**Information given**
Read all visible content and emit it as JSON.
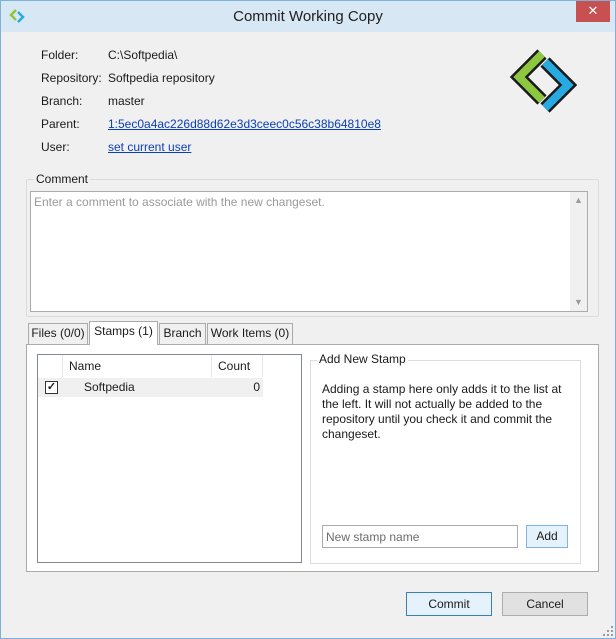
{
  "window": {
    "title": "Commit Working Copy",
    "close_glyph": "✕"
  },
  "info": [
    {
      "label": "Folder:",
      "value": "C:\\Softpedia\\",
      "is_link": false
    },
    {
      "label": "Repository:",
      "value": "Softpedia repository",
      "is_link": false
    },
    {
      "label": "Branch:",
      "value": "master",
      "is_link": false
    },
    {
      "label": "Parent:",
      "value": "1:5ec0a4ac226d88d62e3d3ceec0c56c38b64810e8",
      "is_link": true
    },
    {
      "label": "User:",
      "value": "set current user",
      "is_link": true
    }
  ],
  "comment": {
    "group_label": "Comment",
    "placeholder": "Enter a comment to associate with the new changeset."
  },
  "tabs": [
    {
      "label": "Files (0/0)",
      "active": false
    },
    {
      "label": "Stamps (1)",
      "active": true
    },
    {
      "label": "Branch",
      "active": false
    },
    {
      "label": "Work Items (0)",
      "active": false
    }
  ],
  "stamps": {
    "columns": {
      "name": "Name",
      "count": "Count"
    },
    "rows": [
      {
        "checked": true,
        "name": "Softpedia",
        "count": "0"
      }
    ],
    "add_group_label": "Add New Stamp",
    "help_text": "Adding a stamp here only adds it to the list at the left.  It will not actually be added to the repository until you check it and commit the changeset.",
    "input_placeholder": "New stamp name",
    "add_label": "Add"
  },
  "buttons": {
    "commit": "Commit",
    "cancel": "Cancel"
  },
  "colors": {
    "accent_green": "#8dc63f",
    "accent_blue": "#27a9e1",
    "link": "#0b3fb5"
  },
  "icons": {
    "app": "commit-logo-icon",
    "close": "close-icon",
    "check": "checkmark-icon"
  }
}
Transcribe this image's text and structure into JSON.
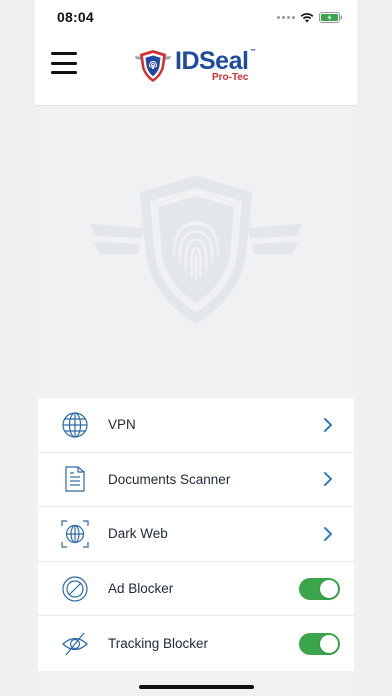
{
  "status_bar": {
    "time": "08:04",
    "battery_color": "#3aa54a"
  },
  "header": {
    "menu_icon": "hamburger-icon",
    "logo": {
      "brand": "IDSeal",
      "trademark": "™",
      "sub": "Pro-Tec"
    }
  },
  "hero": {
    "icon": "shield-fingerprint-watermark"
  },
  "menu": {
    "items": [
      {
        "label": "VPN",
        "icon": "globe-icon",
        "control": "chevron"
      },
      {
        "label": "Documents Scanner",
        "icon": "document-icon",
        "control": "chevron"
      },
      {
        "label": "Dark Web",
        "icon": "globe-scan-icon",
        "control": "chevron"
      },
      {
        "label": "Ad Blocker",
        "icon": "block-icon",
        "control": "toggle",
        "enabled": true
      },
      {
        "label": "Tracking Blocker",
        "icon": "eye-slash-icon",
        "control": "toggle",
        "enabled": true
      }
    ]
  },
  "colors": {
    "accent": "#2d7ec3",
    "toggle_on": "#3aa54a",
    "brand_blue": "#1f4aa0",
    "brand_red": "#d32f2f"
  }
}
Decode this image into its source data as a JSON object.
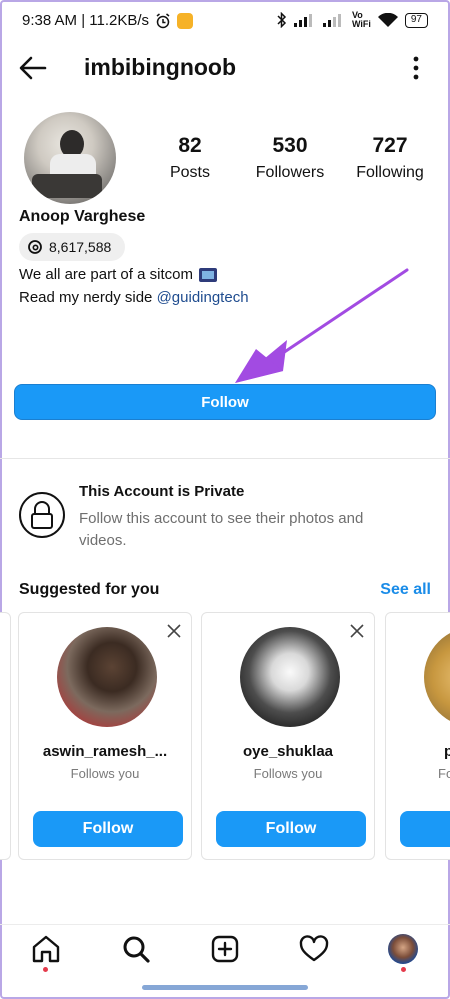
{
  "status_bar": {
    "time_speed": "9:38 AM | 11.2KB/s",
    "vo_top": "Vo",
    "vo_bottom": "WiFi",
    "battery": "97"
  },
  "header": {
    "username": "imbibingnoob"
  },
  "profile": {
    "stats": [
      {
        "value": "82",
        "label": "Posts"
      },
      {
        "value": "530",
        "label": "Followers"
      },
      {
        "value": "727",
        "label": "Following"
      }
    ],
    "full_name": "Anoop Varghese",
    "threads_count": "8,617,588",
    "bio_line1": "We all are part of a sitcom",
    "bio_line2_prefix": "Read my nerdy side",
    "bio_link": "@guidingtech",
    "follow_label": "Follow"
  },
  "private_notice": {
    "title": "This Account is Private",
    "description": "Follow this account to see their photos and videos."
  },
  "suggested": {
    "title": "Suggested for you",
    "see_all": "See all",
    "cards": [
      {
        "name": "aswin_ramesh_...",
        "subtitle": "Follows you",
        "button": "Follow"
      },
      {
        "name": "oye_shuklaa",
        "subtitle": "Follows you",
        "button": "Follow"
      },
      {
        "name": "p",
        "subtitle": "Fo",
        "button": ""
      }
    ]
  },
  "colors": {
    "accent_blue": "#1a99f7",
    "link_blue": "#1f4c8f",
    "arrow_purple": "#a24be2",
    "notification_dot": "#e43a4b"
  },
  "icons": [
    "back-arrow-icon",
    "more-vertical-icon",
    "threads-icon",
    "tv-emoji-icon",
    "lock-icon",
    "close-icon",
    "home-icon",
    "search-icon",
    "create-icon",
    "heart-icon",
    "profile-avatar-icon"
  ]
}
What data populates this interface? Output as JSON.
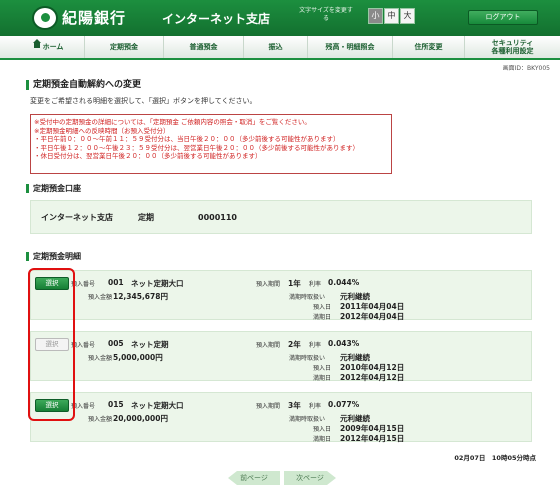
{
  "header": {
    "bank_name": "紀陽銀行",
    "site_name": "インターネット支店",
    "font_size_label": "文字サイズを変更する",
    "font_sizes": [
      "小",
      "中",
      "大"
    ],
    "logout": "ログアウト"
  },
  "nav": {
    "items": [
      "ホーム",
      "定期預金",
      "普通預金",
      "振込",
      "残高・明細照会",
      "住所変更",
      "セキュリティ\n各種利用設定"
    ]
  },
  "screen_id": "画面ID：BKY005",
  "page": {
    "title": "定期預金自動解約への変更",
    "description": "変更をご希望される明細を選択して、「選択」ボタンを押してください。"
  },
  "notice": {
    "lines": [
      "※受付中の定期預金の詳細については、「定期預金 ご依頼内容の照会・取消」をご覧ください。",
      "※定期預金明細への反映時間（お預入受付分）",
      "・平日午前０：００〜午前１１：５９受付分は、当日午後２０：００（多少前後する可能性があります）",
      "・平日午後１２：００〜午後２３：５９受付分は、翌営業日午後２０：００（多少前後する可能性があります）",
      "・休日受付分は、翌営業日午後２０：００（多少前後する可能性があります）"
    ]
  },
  "account_section": {
    "title": "定期預金口座",
    "branch": "インターネット支店",
    "type": "定期",
    "number": "0000110"
  },
  "details_section": {
    "title": "定期預金明細",
    "labels": {
      "deposit_no": "預入番号",
      "amount": "預入金額",
      "period": "預入期間",
      "rate": "利率",
      "maturity_handling": "満期時取扱い",
      "deposit_date": "預入日",
      "maturity_date": "満期日"
    },
    "rows": [
      {
        "select_label": "選択",
        "select_enabled": true,
        "deposit_no": "001",
        "product": "ネット定期大口",
        "amount": "12,345,678円",
        "period": "1年",
        "rate": "0.044%",
        "maturity_handling": "元利継続",
        "deposit_date": "2011年04月04日",
        "maturity_date": "2012年04月04日"
      },
      {
        "select_label": "選択",
        "select_enabled": false,
        "deposit_no": "005",
        "product": "ネット定期",
        "amount": "5,000,000円",
        "period": "2年",
        "rate": "0.043%",
        "maturity_handling": "元利継続",
        "deposit_date": "2010年04月12日",
        "maturity_date": "2012年04月12日"
      },
      {
        "select_label": "選択",
        "select_enabled": true,
        "deposit_no": "015",
        "product": "ネット定期大口",
        "amount": "20,000,000円",
        "period": "3年",
        "rate": "0.077%",
        "maturity_handling": "元利継続",
        "deposit_date": "2009年04月15日",
        "maturity_date": "2012年04月15日"
      }
    ]
  },
  "datetime": "02月07日　10時05分時点",
  "pager": {
    "prev": "前ページ",
    "next": "次ページ"
  },
  "colors": {
    "brand_green": "#1c8f3f",
    "notice_red": "#d02020",
    "highlight_red": "#e01010",
    "row_bg": "#ecf6ea"
  }
}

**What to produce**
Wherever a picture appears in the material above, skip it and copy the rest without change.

**Answer to the problem**
Read all visible content and emit it as JSON.
{
  "window": {
    "title": "Commit Working Copy",
    "close_glyph": "✕"
  },
  "info": [
    {
      "label": "Folder:",
      "value": "C:\\Softpedia\\",
      "is_link": false
    },
    {
      "label": "Repository:",
      "value": "Softpedia repository",
      "is_link": false
    },
    {
      "label": "Branch:",
      "value": "master",
      "is_link": false
    },
    {
      "label": "Parent:",
      "value": "1:5ec0a4ac226d88d62e3d3ceec0c56c38b64810e8",
      "is_link": true
    },
    {
      "label": "User:",
      "value": "set current user",
      "is_link": true
    }
  ],
  "comment": {
    "group_label": "Comment",
    "placeholder": "Enter a comment to associate with the new changeset."
  },
  "tabs": [
    {
      "label": "Files (0/0)",
      "active": false
    },
    {
      "label": "Stamps (1)",
      "active": true
    },
    {
      "label": "Branch",
      "active": false
    },
    {
      "label": "Work Items (0)",
      "active": false
    }
  ],
  "stamps": {
    "columns": {
      "name": "Name",
      "count": "Count"
    },
    "rows": [
      {
        "checked": true,
        "name": "Softpedia",
        "count": "0"
      }
    ],
    "add_group_label": "Add New Stamp",
    "help_text": "Adding a stamp here only adds it to the list at the left.  It will not actually be added to the repository until you check it and commit the changeset.",
    "input_placeholder": "New stamp name",
    "add_label": "Add"
  },
  "buttons": {
    "commit": "Commit",
    "cancel": "Cancel"
  },
  "colors": {
    "accent_green": "#8dc63f",
    "accent_blue": "#27a9e1",
    "link": "#0b3fb5"
  },
  "icons": {
    "app": "commit-logo-icon",
    "close": "close-icon",
    "check": "checkmark-icon"
  }
}
Transcribe this image's text and structure into JSON.
{
  "status_bar": {
    "time": "08:04",
    "battery_color": "#3aa54a"
  },
  "header": {
    "menu_icon": "hamburger-icon",
    "logo": {
      "brand": "IDSeal",
      "trademark": "™",
      "sub": "Pro-Tec"
    }
  },
  "hero": {
    "icon": "shield-fingerprint-watermark"
  },
  "menu": {
    "items": [
      {
        "label": "VPN",
        "icon": "globe-icon",
        "control": "chevron"
      },
      {
        "label": "Documents Scanner",
        "icon": "document-icon",
        "control": "chevron"
      },
      {
        "label": "Dark Web",
        "icon": "globe-scan-icon",
        "control": "chevron"
      },
      {
        "label": "Ad Blocker",
        "icon": "block-icon",
        "control": "toggle",
        "enabled": true
      },
      {
        "label": "Tracking Blocker",
        "icon": "eye-slash-icon",
        "control": "toggle",
        "enabled": true
      }
    ]
  },
  "colors": {
    "accent": "#2d7ec3",
    "toggle_on": "#3aa54a",
    "brand_blue": "#1f4aa0",
    "brand_red": "#d32f2f"
  }
}
Decode this image into its source data as a JSON object.
{
  "status_bar": {
    "time_speed": "9:38 AM | 11.2KB/s",
    "vo_top": "Vo",
    "vo_bottom": "WiFi",
    "battery": "97"
  },
  "header": {
    "username": "imbibingnoob"
  },
  "profile": {
    "stats": [
      {
        "value": "82",
        "label": "Posts"
      },
      {
        "value": "530",
        "label": "Followers"
      },
      {
        "value": "727",
        "label": "Following"
      }
    ],
    "full_name": "Anoop Varghese",
    "threads_count": "8,617,588",
    "bio_line1": "We all are part of a sitcom",
    "bio_line2_prefix": "Read my nerdy side",
    "bio_link": "@guidingtech",
    "follow_label": "Follow"
  },
  "private_notice": {
    "title": "This Account is Private",
    "description": "Follow this account to see their photos and videos."
  },
  "suggested": {
    "title": "Suggested for you",
    "see_all": "See all",
    "cards": [
      {
        "name": "aswin_ramesh_...",
        "subtitle": "Follows you",
        "button": "Follow"
      },
      {
        "name": "oye_shuklaa",
        "subtitle": "Follows you",
        "button": "Follow"
      },
      {
        "name": "p",
        "subtitle": "Fo",
        "button": ""
      }
    ]
  },
  "colors": {
    "accent_blue": "#1a99f7",
    "link_blue": "#1f4c8f",
    "arrow_purple": "#a24be2",
    "notification_dot": "#e43a4b"
  },
  "icons": [
    "back-arrow-icon",
    "more-vertical-icon",
    "threads-icon",
    "tv-emoji-icon",
    "lock-icon",
    "close-icon",
    "home-icon",
    "search-icon",
    "create-icon",
    "heart-icon",
    "profile-avatar-icon"
  ]
}
What data populates this interface? Output as JSON.
{
  "header": {
    "bank_name": "紀陽銀行",
    "site_name": "インターネット支店",
    "font_size_label": "文字サイズを変更する",
    "font_sizes": [
      "小",
      "中",
      "大"
    ],
    "logout": "ログアウト"
  },
  "nav": {
    "items": [
      "ホーム",
      "定期預金",
      "普通預金",
      "振込",
      "残高・明細照会",
      "住所変更",
      "セキュリティ\n各種利用設定"
    ]
  },
  "screen_id": "画面ID：BKY005",
  "page": {
    "title": "定期預金自動解約への変更",
    "description": "変更をご希望される明細を選択して、「選択」ボタンを押してください。"
  },
  "notice": {
    "lines": [
      "※受付中の定期預金の詳細については、「定期預金 ご依頼内容の照会・取消」をご覧ください。",
      "※定期預金明細への反映時間（お預入受付分）",
      "・平日午前０：００〜午前１１：５９受付分は、当日午後２０：００（多少前後する可能性があります）",
      "・平日午後１２：００〜午後２３：５９受付分は、翌営業日午後２０：００（多少前後する可能性があります）",
      "・休日受付分は、翌営業日午後２０：００（多少前後する可能性があります）"
    ]
  },
  "account_section": {
    "title": "定期預金口座",
    "branch": "インターネット支店",
    "type": "定期",
    "number": "0000110"
  },
  "details_section": {
    "title": "定期預金明細",
    "labels": {
      "deposit_no": "預入番号",
      "amount": "預入金額",
      "period": "預入期間",
      "rate": "利率",
      "maturity_handling": "満期時取扱い",
      "deposit_date": "預入日",
      "maturity_date": "満期日"
    },
    "rows": [
      {
        "select_label": "選択",
        "select_enabled": true,
        "deposit_no": "001",
        "product": "ネット定期大口",
        "amount": "12,345,678円",
        "period": "1年",
        "rate": "0.044%",
        "maturity_handling": "元利継続",
        "deposit_date": "2011年04月04日",
        "maturity_date": "2012年04月04日"
      },
      {
        "select_label": "選択",
        "select_enabled": false,
        "deposit_no": "005",
        "product": "ネット定期",
        "amount": "5,000,000円",
        "period": "2年",
        "rate": "0.043%",
        "maturity_handling": "元利継続",
        "deposit_date": "2010年04月12日",
        "maturity_date": "2012年04月12日"
      },
      {
        "select_label": "選択",
        "select_enabled": true,
        "deposit_no": "015",
        "product": "ネット定期大口",
        "amount": "20,000,000円",
        "period": "3年",
        "rate": "0.077%",
        "maturity_handling": "元利継続",
        "deposit_date": "2009年04月15日",
        "maturity_date": "2012年04月15日"
      }
    ]
  },
  "datetime": "02月07日　10時05分時点",
  "pager": {
    "prev": "前ページ",
    "next": "次ページ"
  },
  "colors": {
    "brand_green": "#1c8f3f",
    "notice_red": "#d02020",
    "highlight_red": "#e01010",
    "row_bg": "#ecf6ea"
  }
}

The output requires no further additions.